If you are experiencing a nose dive condition with your vehicle, your intuition may tell you to look for an issue with the braking system, when the problem is more likely in the suspension.
The brake master cylinder is one of the most important components found on modern car braking systems.
In the auto industry, running into a car with the familiar "Brembo" moniker on its brake calipers is not uncommon. Ford fitted a set to its last-generation Mustang, and the Nissan Z and Mitsubishi Lancer Evolution featured the company's stoppers for years. Combined with all the brakes Brembo supplies for Porsche, Ferrari and other high-end marques (to say nothing of its extensive motorsports efforts), it should come as no shock that the man in charge of the company is quite wealthy.
A US district court judge in California threw out a class-action lawsuit from owners of Toyota Prius and Lexus HS 250h hybrids who had filed a claim against the Japanese automaker over a 2010 recall involving the vehicles' anti-lock braking system, Bloomberg News reports.
Automotive News Europe reports that Toyota is set to debut a pair of pre-crash safety systems. The company hopes the tech will help reduce the likelihood of high-speed crashes and accidents caused by pedal misapplication. One of the systems uses millimeter-wave radar to calculate the risk of a collision. Like the Volvo City Safety technology, when the vehicle senses an impending crash, it alerts the driver with both audio and visual cues. A new brake booster can then be activated to help deliver
The idea of boosting vehicle fuel economy by using windmill components might sound a little Quixotic, but here goes.

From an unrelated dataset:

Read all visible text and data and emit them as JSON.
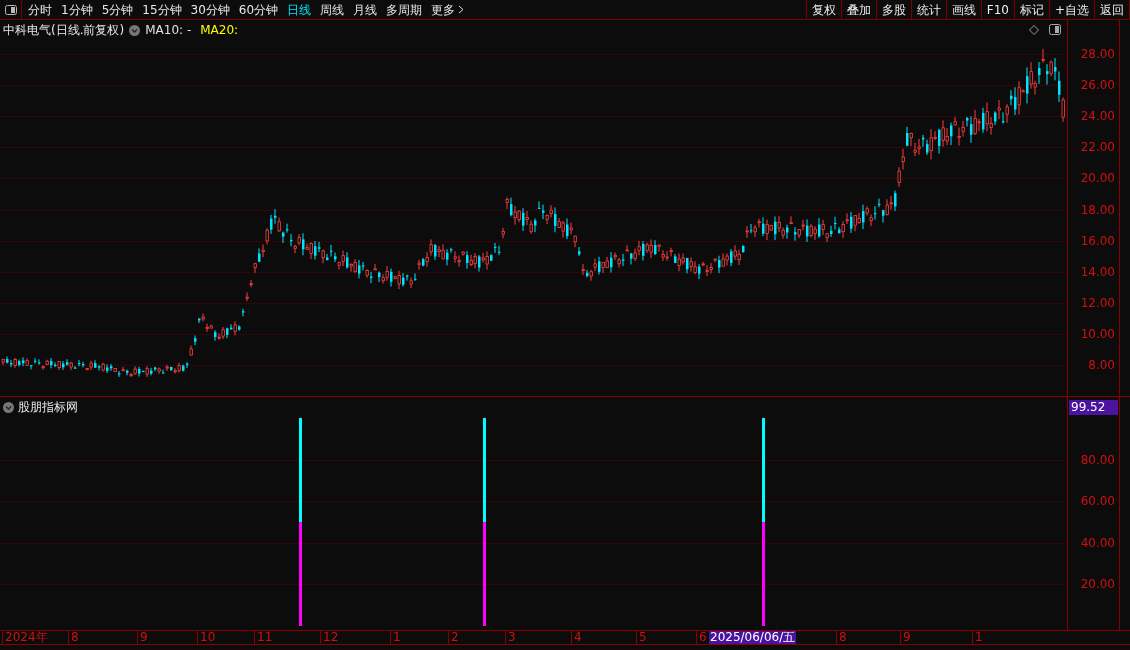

Force = mass x acceleration. If you think back to freshman physics, that's the basic formula that determines how much energy is being exerted on an object when it's struck by something in motion. Catch a baseball and you can feel the force striking the palm of your hand. That pain is wasted energy, and in the world of hybrids – from cars to trains – it's energy that could be harnessed, saved and deployed later on. That's what GE is trying to demonstrate with the video below, calculat